As nearly all of my gear is completely DIY, I took a special interest in the DIY version of the Firewall. I've come accustomed to the typical simple resistor/capacitor/inductor networks in discrete filtering circuits (those you commonly find in an audio power conditioner, the filtering IECs that are sometimes installed in DIY tube amps, and other DIY implementations), but have never seen an alternative to these.

The Firewall DIY module is relatively small, roughly 2" by 4" and has and input and output for L (line/hot) and an input and output for N (neutral). There are unique ripples/patterns in the surface of the solder mask which cover the copper underneath.

Click to enlarge the photo to see the solder mask

Five Firewall units lined up

Per the instructions, The Firewall units can handle up to 1000VDC and can be stacked and/or run in series to increase the level of the filtering. Kapton tape or discs is recommended to prevent the inputs and outputs from shorting.

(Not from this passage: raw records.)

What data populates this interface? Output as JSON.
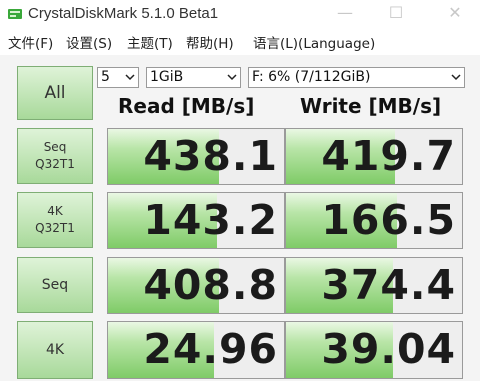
{
  "window": {
    "title": "CrystalDiskMark 5.1.0 Beta1",
    "icons": [
      "app-icon",
      "minimize-icon",
      "maximize-icon",
      "close-icon"
    ]
  },
  "menu": [
    "文件(F)",
    "设置(S)",
    "主题(T)",
    "帮助(H)",
    "语言(L)(Language)"
  ],
  "controls": {
    "all_label": "All",
    "count": "5",
    "size": "1GiB",
    "drive": "F: 6% (7/112GiB)"
  },
  "headers": {
    "read": "Read [MB/s]",
    "write": "Write [MB/s]"
  },
  "tests": [
    {
      "line1": "Seq",
      "line2": "Q32T1",
      "read": "438.1",
      "write": "419.7",
      "read_fill": 0.63,
      "write_fill": 0.62
    },
    {
      "line1": "4K",
      "line2": "Q32T1",
      "read": "143.2",
      "write": "166.5",
      "read_fill": 0.62,
      "write_fill": 0.63
    },
    {
      "line1": "Seq",
      "line2": "",
      "read": "408.8",
      "write": "374.4",
      "read_fill": 0.63,
      "write_fill": 0.61
    },
    {
      "line1": "4K",
      "line2": "",
      "read": "24.96",
      "write": "39.04",
      "read_fill": 0.6,
      "write_fill": 0.61
    }
  ],
  "colors": {
    "accent_green": "#7fcb67",
    "button_green": "#a8d99a"
  }
}
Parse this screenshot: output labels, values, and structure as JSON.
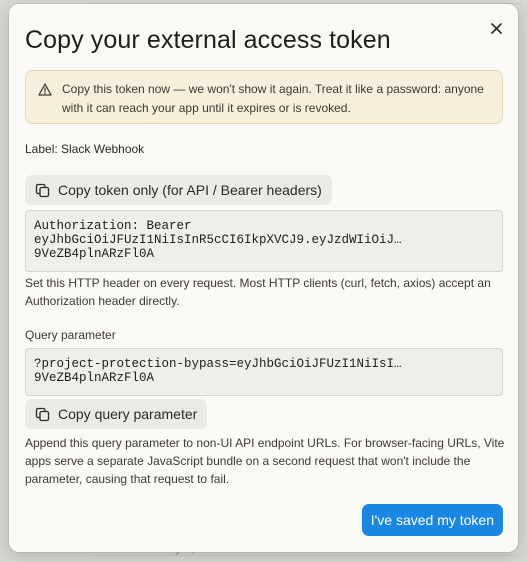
{
  "modal": {
    "title": "Copy your external access token",
    "warning": "Copy this token now — we won't show it again. Treat it like a password: anyone with it can reach your app until it expires or is revoked.",
    "label": "Label: Slack Webhook",
    "copy_token_button": "Copy token only (for API / Bearer headers)",
    "header_line1": "Authorization: Bearer",
    "header_line2": "eyJhbGciOiJFUzI1NiIsInR5cCI6IkpXVCJ9.eyJzdWIiOiJ…",
    "header_line3": "9VeZB4plnARzFl0A",
    "header_help": "Set this HTTP header on every request. Most HTTP clients (curl, fetch, axios) accept an Authorization header directly.",
    "query_label": "Query parameter",
    "query_line1": "?project-protection-bypass=eyJhbGciOiJFUzI1NiIsI…",
    "query_line2": "9VeZB4plnARzFl0A",
    "copy_query_button": "Copy query parameter",
    "query_help": "Append this query parameter to non-UI API endpoint URLs. For browser-facing URLs, Vite apps serve a separate JavaScript bundle on a second request that won't include the parameter, causing that request to fail.",
    "confirm_button": "I've saved my token"
  },
  "background": {
    "footer_text": "Revoked May 3, 2025"
  },
  "colors": {
    "primary": "#1a87e5",
    "warning_bg": "#f6efdc",
    "warning_border": "#e3d5ad"
  },
  "icons": {
    "close": "close-icon",
    "warning": "warning-triangle-icon",
    "copy": "copy-icon"
  }
}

Four LessLoss Firewall Modules stacked in series

There have been tests of up to four parallel stacks of eleven boards if you want to go super crazy ;) Do note that "LessLoss will not be held responsible for the fate of your equipment or health or other personal property should you choose to use our product in your own designs", so stick with the off-the-shelf units unless you know what you're doing.

More to come...

Burson Audio Opamp Review - Supreme Sound V5 / V5i

Op-amps, or operational amplifiers, are ubiquitous in solid state amplifiers. These little integrated chips are simple little building blocks designed to work in a wide range of electronics such as PCs and other devices. For those of you not familiar, op-amps are like vacuum tubes for the solid state world. Most manufacturers use sockets so the op-amps can be swapped, and each have a difference sound signature (e.g. warm, revealing, etc.). Some have voltage requirements that make them only compatible in certain designs, etc. Some are affordable (the LM4562 which runs less than $1), and some are expensive like the popular $25 Burr Brown OPA627.

Burson Audio is a company on a very short list of providers of discrete op-amps. Rather than having a bunch of teeny tiny components shoe-horned in a chip the size of a fingernail, Burson creates devices that plug into op-amp sockets that use a fully discrete set of diodes, resistors, etc. I remember my first purchase of several of their discrete op-amps  roughly six years ago, trying to breath some additional life into a Music Hall DAC. While their first iterations weren't super easy to install, they made a world of difference in the sound department. Everything was much more natural and effortless sounding than the stock op-amps which I believe were mid-grade models from Texas Instruments.

Fast forward to today and we have the Supreme Sound V5 and V5i Opamps. The V5 features fully discrete components including 0.5% tolerance metal film TKD resistors, hand-matched FET transistors, and a sleek looking red cover.

The Burson V5 (left) and V5i (right) in their packaging

Note the size difference between the two units

A fixed 8 pin DIP socket makes installation much easier

It's also a smaller form factor than the originals, which is crucial for installing in tight circuits / spaces. The V5i is a hybrid of sorts which includes both IC and discrete components, but is much smaller and should fit in virtually any build. Do note that these units can only replace op-amps as noted on the Burson site:

Dual Op-amps:
AD823, AD823AN, AD8066, AD8620, AD712, AD827, C4570, JRC4556AD, JRC4580, JRC5532, JRC5532D, JRC5534, LF353, LM4562, LME49860, LM833N, MUSES8920, NE5532, NEC4520, NEC4570, NJM2068D, NJM2114, NJM2214D, NJM4558, NJM4558D, NJM4560, NJM5532, NJM4558P, OP275, OPA1612, OPA2277PA, OPA2132, OPA2134, OPA2604, JRC4558, RC4558D, RC4558P, TL052, TL072, MUSES01, MUSES02, MUSES8820, MUSES8920, MUSES8832, BA15532

Single Op-amps:
NE5534, LT1122, TL071, OPA134, OPA627, AD811,AD829, AD844, OPA604, AD8610, AD711, AD797, LME49990, LME49710

Installing them in a unit that is not compatible could cause undue stress on the components / oscillation, etc.

More to come...